-- Records for this task follows --

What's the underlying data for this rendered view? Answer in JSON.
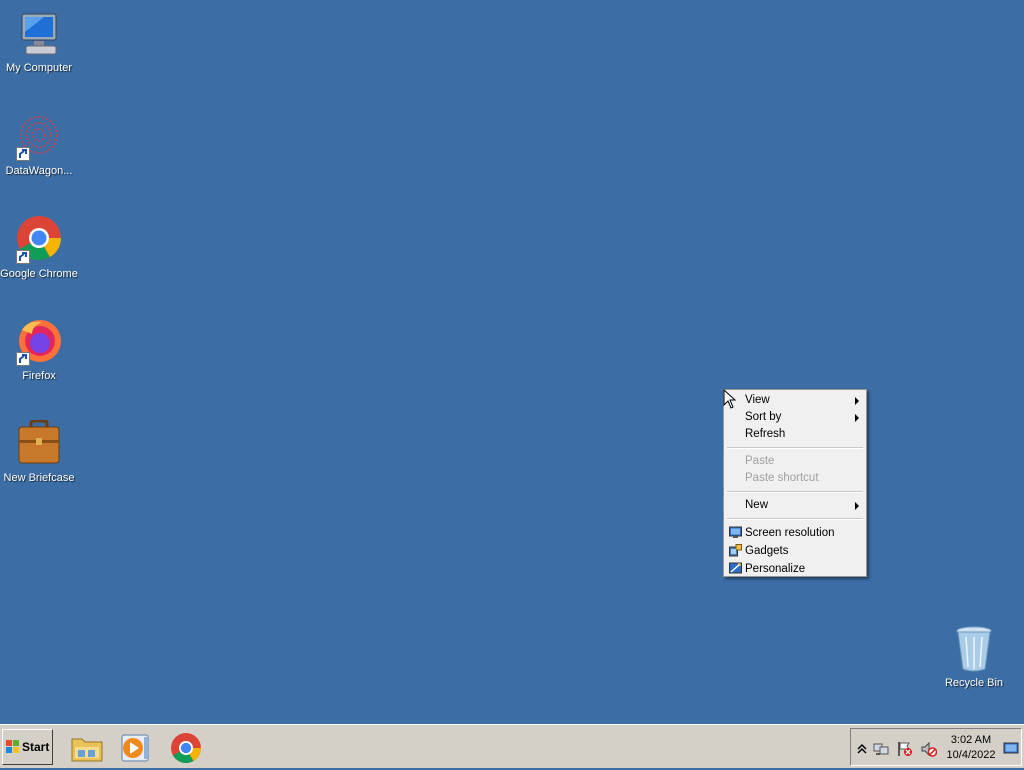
{
  "desktop": {
    "icons": [
      {
        "label": "My Computer",
        "icon": "computer-icon"
      },
      {
        "label": "DataWagon...",
        "icon": "datawagon-icon"
      },
      {
        "label": "Google Chrome",
        "icon": "chrome-icon"
      },
      {
        "label": "Firefox",
        "icon": "firefox-icon"
      },
      {
        "label": "New Briefcase",
        "icon": "briefcase-icon"
      },
      {
        "label": "Recycle Bin",
        "icon": "recycle-bin-icon"
      }
    ],
    "background_color": "#3c6ea5"
  },
  "context_menu": {
    "items": [
      {
        "label": "View",
        "submenu": true
      },
      {
        "label": "Sort by",
        "submenu": true
      },
      {
        "label": "Refresh"
      },
      {
        "label": "Paste",
        "disabled": true
      },
      {
        "label": "Paste shortcut",
        "disabled": true
      },
      {
        "label": "New",
        "submenu": true
      },
      {
        "label": "Screen resolution",
        "icon": "screen-resolution-icon"
      },
      {
        "label": "Gadgets",
        "icon": "gadgets-icon"
      },
      {
        "label": "Personalize",
        "icon": "personalize-icon"
      }
    ]
  },
  "taskbar": {
    "start_label": "Start",
    "pinned": [
      "file-explorer-icon",
      "media-player-icon",
      "chrome-icon"
    ],
    "clock": {
      "time": "3:02 AM",
      "date": "10/4/2022"
    }
  }
}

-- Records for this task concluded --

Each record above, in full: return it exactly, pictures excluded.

What's the underlying data for this rendered view? Answer in JSON.
{
  "desktop": {
    "icons": [
      {
        "label": "My Computer",
        "icon": "computer-icon"
      },
      {
        "label": "DataWagon...",
        "icon": "datawagon-icon"
      },
      {
        "label": "Google Chrome",
        "icon": "chrome-icon"
      },
      {
        "label": "Firefox",
        "icon": "firefox-icon"
      },
      {
        "label": "New Briefcase",
        "icon": "briefcase-icon"
      },
      {
        "label": "Recycle Bin",
        "icon": "recycle-bin-icon"
      }
    ],
    "background_color": "#3c6ea5"
  },
  "context_menu": {
    "items": [
      {
        "label": "View",
        "submenu": true
      },
      {
        "label": "Sort by",
        "submenu": true
      },
      {
        "label": "Refresh"
      },
      {
        "label": "Paste",
        "disabled": true
      },
      {
        "label": "Paste shortcut",
        "disabled": true
      },
      {
        "label": "New",
        "submenu": true
      },
      {
        "label": "Screen resolution",
        "icon": "screen-resolution-icon"
      },
      {
        "label": "Gadgets",
        "icon": "gadgets-icon"
      },
      {
        "label": "Personalize",
        "icon": "personalize-icon"
      }
    ]
  },
  "taskbar": {
    "start_label": "Start",
    "pinned": [
      "file-explorer-icon",
      "media-player-icon",
      "chrome-icon"
    ],
    "clock": {
      "time": "3:02 AM",
      "date": "10/4/2022"
    }
  }
}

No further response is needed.